  2. If Whittier gets there wish, then the Gold line Eastside Extension Phase 2 or 3 should bring the end of the line down to the East end of the Green line. This will help connect the area. Then, maybe consider sending the Green line further east (tunnel if needed some of the way.

  3. Whittier shouldn’t have to hire a lobbyist. They’re right: the Washington Boulevard route makes more sense. According to Metro’s own documents the Washington route has higher projected ridership.
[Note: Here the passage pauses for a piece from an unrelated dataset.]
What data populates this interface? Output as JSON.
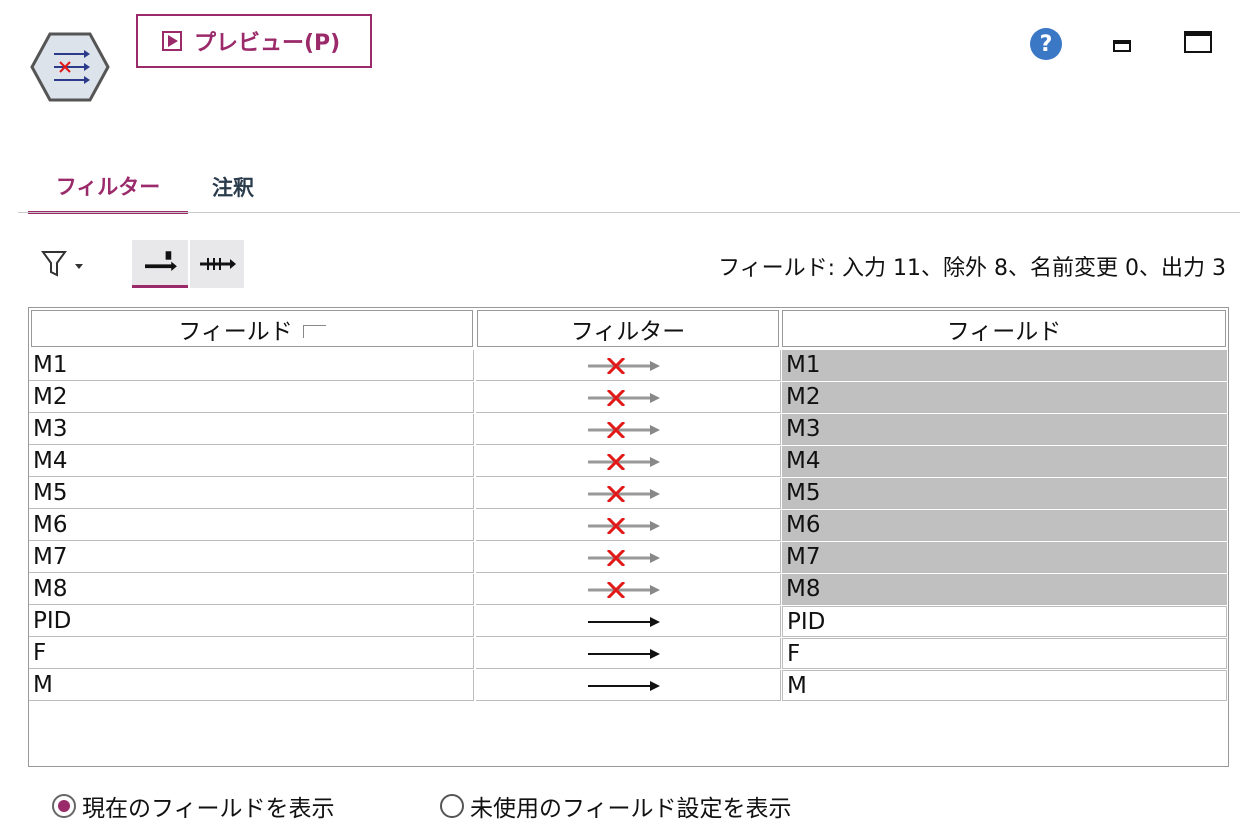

Although the overall capital cost would be higher for the Washington route than the 60 route, the cost per mile would be LOWER even under the worst case cost estimate [1].

    The Washington route’s major flaw is that it comes so close to Uptown Whittier without actually getting there.

    —–
    [1] http://media.metro.net/projects_studies/eastside_phase2/images/eastside_phase2_alt_factsheet_rbweb1.pdf

  4. I find it really amazing that now Whittier wants the Gold Line down Whittier Blvd now ! I remember going t meetings where everyone was against it or even using parts of the old UP line. And now they are paying to push this project. This is why MTA came up with the 60 route to the north and Washington route to the south both basically to avoid Whittier. Truly amazing, but this should have been the choice from the beginning. Just build a few below ground grade separations at some of the biggest/busiest intersections that can double as stations. The other problem you are going to have is while Pico Rivera will support, i don’t think Montebello will, short of a total subway. Will be very interesting how this plays out.